* Reggie Evans – PHI [PF]: Evans was traded to the 76ers in early September and could start at power forward if he makes a nice impression in training camp. He averaged 4.9 points and 7.0 rebounds last season for the Nuggets and led the league in rebounds per 48 minutes at 19.7.
* Andre Iguodala – PHI [SG,SF]: Iguodala is the focal point of the 76ers’ offense and will be for years to come. He contributes in almost every offensive category and is becoming more aggressive going to the hoop each season. He went to the foul line more than seven times per game last season, showing that he’s getting the respect that the referees reserve for the league’s best players. Iguodala will play close to 40 minutes per game and has stayed relatively healthy throughout his short career. He averaged 18.2 points, 5.7 rebounds, 5.7 assists and 2.0 steals per game last season while shooting 44.7 percent from the floor, 82.0 percent from the free throw line and 31.0 percent from beyond the arc. Iguodala should remain consistent, but don’t expect his numbers to increase too much, considering he can’t possibly be on the floor more than he was last season.
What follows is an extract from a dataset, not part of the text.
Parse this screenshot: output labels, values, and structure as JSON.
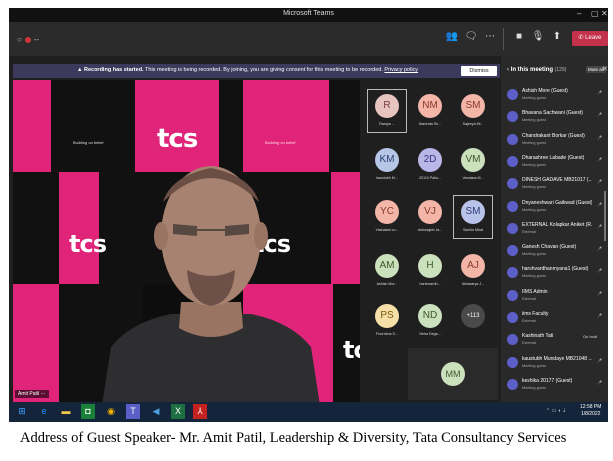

* Andre Miller – PHI [PG]: Miller is one of the better rebounding guards in the league and will occasionally flirt with a triple double, but he could find himself on the trading block by midseason as the team is grooming Louis Williams to eventually take over at the point. Miller averaged 13.4 points, 7.8 assists and 4.4 rebounds per game last season, and you can expect more of the same so long as he’s with the Sixers.
* Willie Green – PHI [SG]: Green played just under 25 minutes per game in his fourth season and averaged 11.3 points, 2.1 rebounds and 1.5 assists per game. The potential has always been there, but he hasn’t been able to become more than a role player for the 76ers. Look for much of the same this upcoming season with Louis Williams pushing for a bigger role.